--- Information shown ---
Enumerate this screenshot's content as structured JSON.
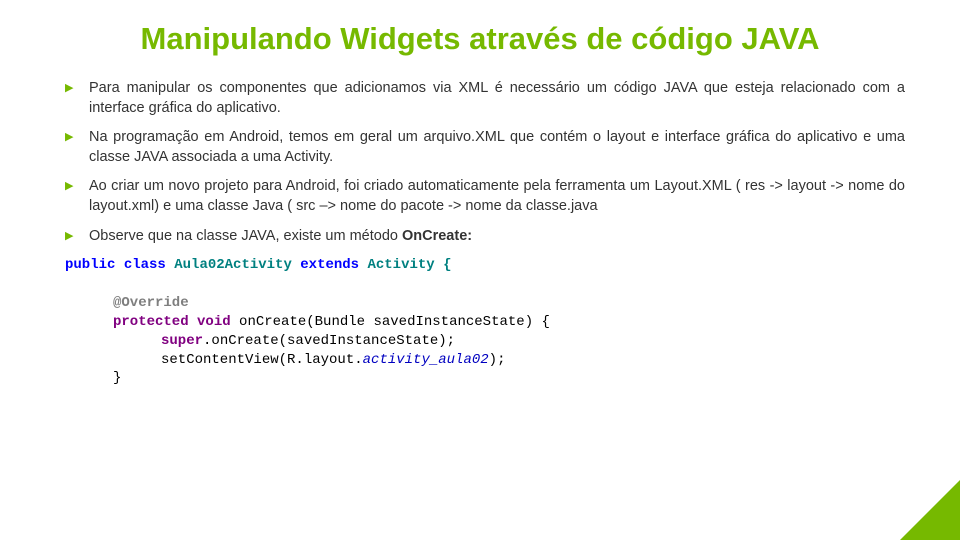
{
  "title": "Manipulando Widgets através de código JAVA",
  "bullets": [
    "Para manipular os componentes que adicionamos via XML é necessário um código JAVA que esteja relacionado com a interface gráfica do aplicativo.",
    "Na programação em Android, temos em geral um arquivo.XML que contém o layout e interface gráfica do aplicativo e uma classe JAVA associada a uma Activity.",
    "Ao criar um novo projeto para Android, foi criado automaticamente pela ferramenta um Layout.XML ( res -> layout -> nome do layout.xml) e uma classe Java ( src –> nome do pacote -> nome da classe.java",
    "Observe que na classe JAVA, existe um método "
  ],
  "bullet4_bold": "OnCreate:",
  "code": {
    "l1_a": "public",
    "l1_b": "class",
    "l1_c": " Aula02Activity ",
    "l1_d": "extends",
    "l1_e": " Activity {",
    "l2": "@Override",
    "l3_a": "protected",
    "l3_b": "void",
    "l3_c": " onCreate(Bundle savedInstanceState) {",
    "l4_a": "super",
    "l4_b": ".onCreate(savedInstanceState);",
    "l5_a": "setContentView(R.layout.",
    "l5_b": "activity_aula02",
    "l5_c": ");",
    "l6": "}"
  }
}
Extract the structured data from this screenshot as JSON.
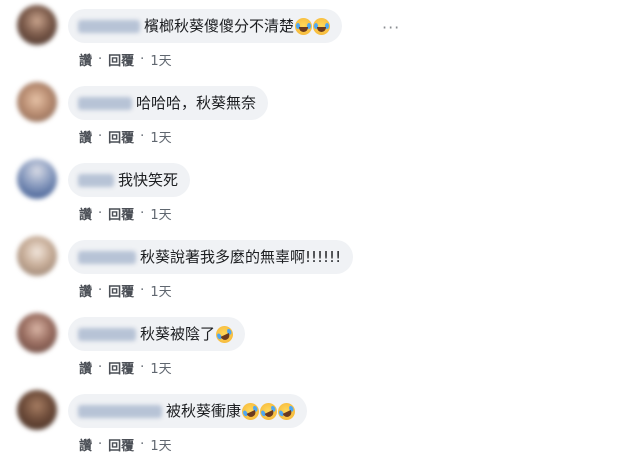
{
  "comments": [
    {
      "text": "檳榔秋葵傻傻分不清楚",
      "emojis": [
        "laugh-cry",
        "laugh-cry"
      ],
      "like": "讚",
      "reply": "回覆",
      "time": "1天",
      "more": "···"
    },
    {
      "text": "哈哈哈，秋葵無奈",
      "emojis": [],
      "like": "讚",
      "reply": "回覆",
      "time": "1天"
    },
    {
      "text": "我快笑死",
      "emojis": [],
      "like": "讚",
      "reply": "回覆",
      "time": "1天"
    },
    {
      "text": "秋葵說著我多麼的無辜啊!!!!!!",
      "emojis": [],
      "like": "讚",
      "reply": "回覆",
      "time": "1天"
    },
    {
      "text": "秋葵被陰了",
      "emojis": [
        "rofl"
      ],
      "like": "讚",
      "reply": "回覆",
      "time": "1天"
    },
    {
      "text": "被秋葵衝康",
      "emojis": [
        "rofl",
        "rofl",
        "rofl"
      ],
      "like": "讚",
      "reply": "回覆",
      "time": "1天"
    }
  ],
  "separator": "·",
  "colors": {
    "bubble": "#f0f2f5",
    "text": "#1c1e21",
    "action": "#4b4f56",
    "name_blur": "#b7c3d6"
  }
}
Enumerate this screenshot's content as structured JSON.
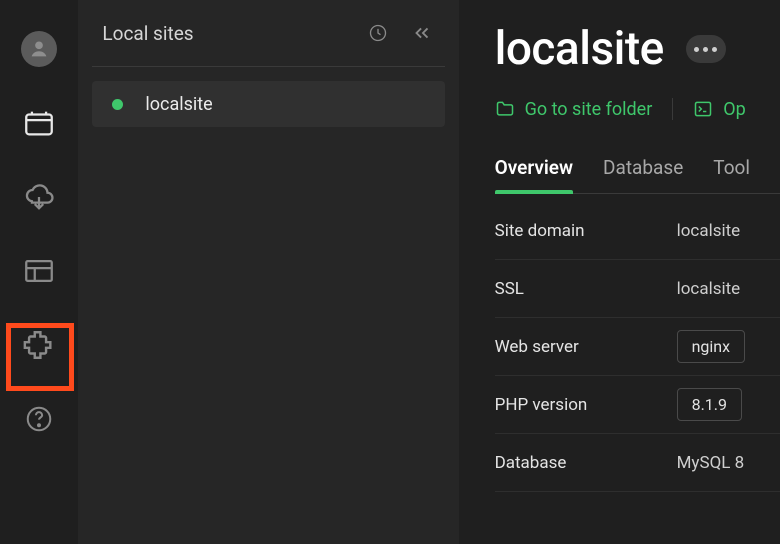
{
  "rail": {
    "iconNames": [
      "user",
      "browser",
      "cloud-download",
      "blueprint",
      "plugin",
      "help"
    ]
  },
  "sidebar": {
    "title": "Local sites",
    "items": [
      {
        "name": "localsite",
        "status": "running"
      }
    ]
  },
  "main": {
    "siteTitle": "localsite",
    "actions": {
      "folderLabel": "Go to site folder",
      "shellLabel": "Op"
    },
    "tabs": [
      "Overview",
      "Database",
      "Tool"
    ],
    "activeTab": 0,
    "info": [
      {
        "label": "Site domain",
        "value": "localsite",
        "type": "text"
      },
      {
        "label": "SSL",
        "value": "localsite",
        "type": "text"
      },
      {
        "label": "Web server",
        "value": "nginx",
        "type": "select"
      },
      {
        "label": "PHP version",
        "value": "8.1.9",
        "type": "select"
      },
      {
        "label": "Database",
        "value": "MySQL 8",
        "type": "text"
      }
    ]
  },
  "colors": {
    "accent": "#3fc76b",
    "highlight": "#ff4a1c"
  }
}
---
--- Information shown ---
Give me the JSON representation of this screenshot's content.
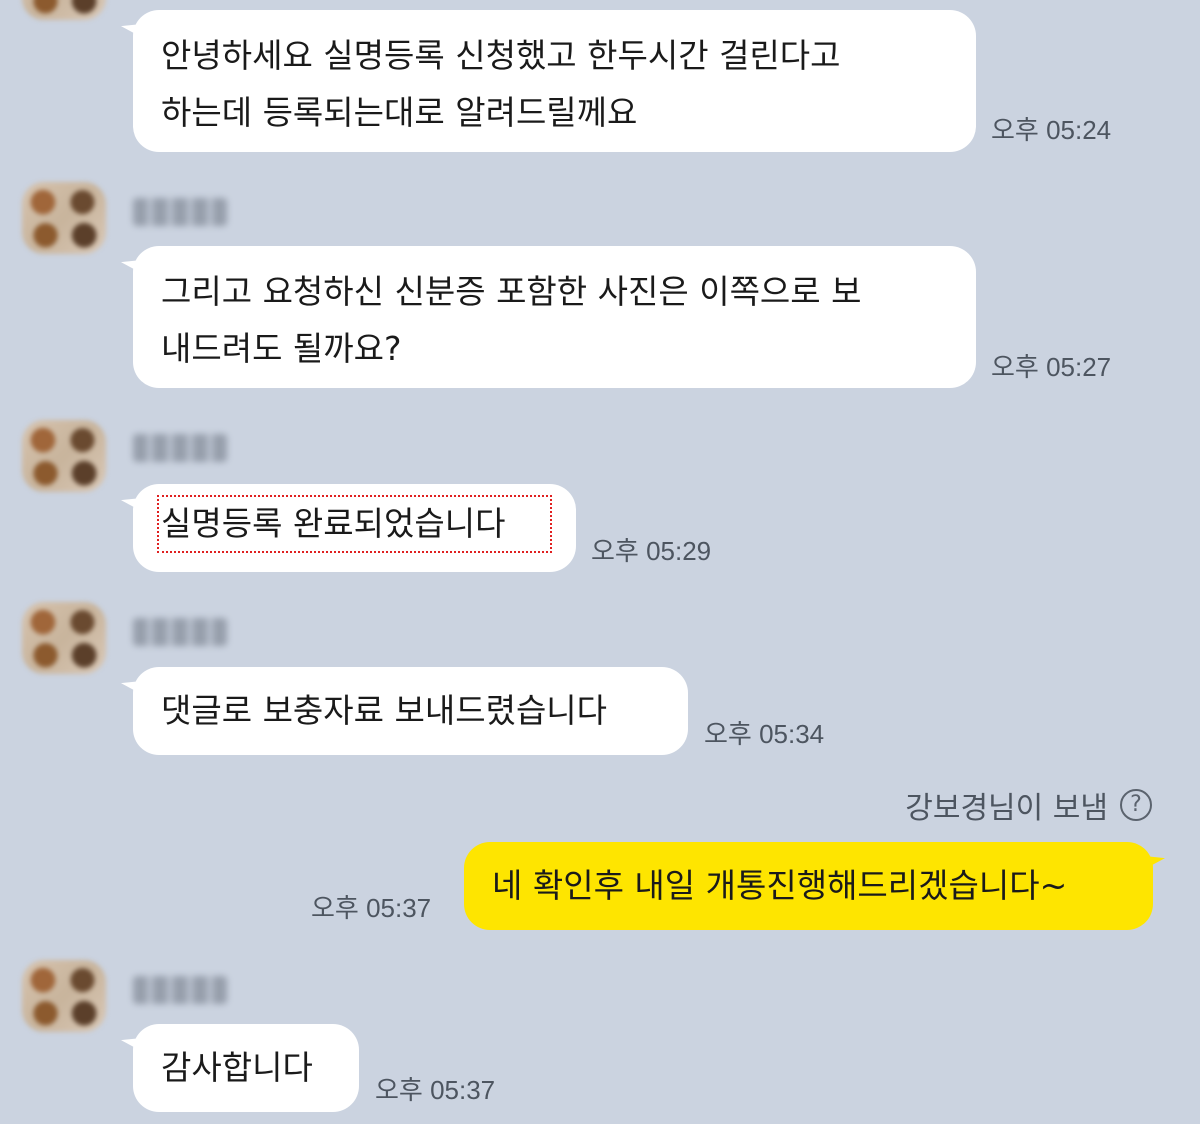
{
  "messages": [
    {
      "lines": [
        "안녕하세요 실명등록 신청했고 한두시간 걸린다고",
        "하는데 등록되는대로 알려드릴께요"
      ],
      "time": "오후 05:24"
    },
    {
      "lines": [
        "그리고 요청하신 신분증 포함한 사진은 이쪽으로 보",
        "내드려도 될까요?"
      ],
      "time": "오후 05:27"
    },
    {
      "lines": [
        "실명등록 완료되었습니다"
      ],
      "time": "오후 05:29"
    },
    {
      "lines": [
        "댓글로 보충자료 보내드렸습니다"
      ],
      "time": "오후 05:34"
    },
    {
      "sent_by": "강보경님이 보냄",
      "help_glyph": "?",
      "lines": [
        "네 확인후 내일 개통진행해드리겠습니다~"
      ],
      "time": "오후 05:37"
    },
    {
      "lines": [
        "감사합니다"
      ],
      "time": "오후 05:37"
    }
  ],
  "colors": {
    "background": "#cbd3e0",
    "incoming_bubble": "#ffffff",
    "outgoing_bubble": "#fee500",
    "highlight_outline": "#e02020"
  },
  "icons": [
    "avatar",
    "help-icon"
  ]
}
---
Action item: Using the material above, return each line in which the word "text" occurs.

Solution for this problem:
      "text": "檳榔秋葵傻傻分不清楚",
      "text": "哈哈哈，秋葵無奈",
      "text": "我快笑死",
      "text": "秋葵說著我多麼的無辜啊!!!!!!",
      "text": "秋葵被陰了",
      "text": "被秋葵衝康",
    "text": "#1c1e21",
        "type": "text"
        "type": "text"
        "type": "text"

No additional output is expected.